| Goal of the exercise |
Which lines in the records below hold the word "price"? Copy each of them.

| Material for this exercise |
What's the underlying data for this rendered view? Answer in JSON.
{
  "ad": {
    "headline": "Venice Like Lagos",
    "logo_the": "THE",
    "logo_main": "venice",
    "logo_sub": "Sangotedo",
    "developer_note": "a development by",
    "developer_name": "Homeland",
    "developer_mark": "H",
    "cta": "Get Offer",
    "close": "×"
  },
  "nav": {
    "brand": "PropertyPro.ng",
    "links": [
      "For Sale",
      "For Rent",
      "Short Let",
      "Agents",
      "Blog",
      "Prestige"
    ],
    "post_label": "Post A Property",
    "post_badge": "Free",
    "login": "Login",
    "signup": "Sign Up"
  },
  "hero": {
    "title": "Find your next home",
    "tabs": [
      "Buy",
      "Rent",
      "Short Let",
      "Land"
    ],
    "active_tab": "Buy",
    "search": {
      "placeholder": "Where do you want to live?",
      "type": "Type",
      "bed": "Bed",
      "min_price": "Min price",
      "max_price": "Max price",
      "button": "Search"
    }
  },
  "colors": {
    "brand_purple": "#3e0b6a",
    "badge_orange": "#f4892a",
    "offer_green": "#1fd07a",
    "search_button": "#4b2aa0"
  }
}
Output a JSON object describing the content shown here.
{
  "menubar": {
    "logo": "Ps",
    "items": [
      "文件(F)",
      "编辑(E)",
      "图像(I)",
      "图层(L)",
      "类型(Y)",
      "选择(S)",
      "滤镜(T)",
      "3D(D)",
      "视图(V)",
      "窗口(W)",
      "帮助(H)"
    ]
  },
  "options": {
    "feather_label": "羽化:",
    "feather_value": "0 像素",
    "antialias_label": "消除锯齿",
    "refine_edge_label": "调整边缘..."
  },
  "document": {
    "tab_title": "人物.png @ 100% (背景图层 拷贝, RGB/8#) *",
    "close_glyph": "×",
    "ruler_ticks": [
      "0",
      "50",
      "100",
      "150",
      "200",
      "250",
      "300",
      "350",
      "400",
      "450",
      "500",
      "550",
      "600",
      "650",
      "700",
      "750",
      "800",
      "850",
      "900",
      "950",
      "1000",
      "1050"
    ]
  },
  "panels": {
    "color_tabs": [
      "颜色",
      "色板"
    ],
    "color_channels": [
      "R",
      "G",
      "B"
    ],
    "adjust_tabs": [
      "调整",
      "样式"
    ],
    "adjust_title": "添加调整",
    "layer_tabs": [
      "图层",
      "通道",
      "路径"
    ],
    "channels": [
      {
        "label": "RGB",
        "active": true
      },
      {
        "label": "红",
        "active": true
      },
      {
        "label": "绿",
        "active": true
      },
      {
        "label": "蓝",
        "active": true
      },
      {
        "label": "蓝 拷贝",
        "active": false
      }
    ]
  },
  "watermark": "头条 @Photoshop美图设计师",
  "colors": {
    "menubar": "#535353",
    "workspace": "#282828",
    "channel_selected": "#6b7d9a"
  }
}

| Solved problem |
      "min_price": "Min price",
      "max_price": "Max price",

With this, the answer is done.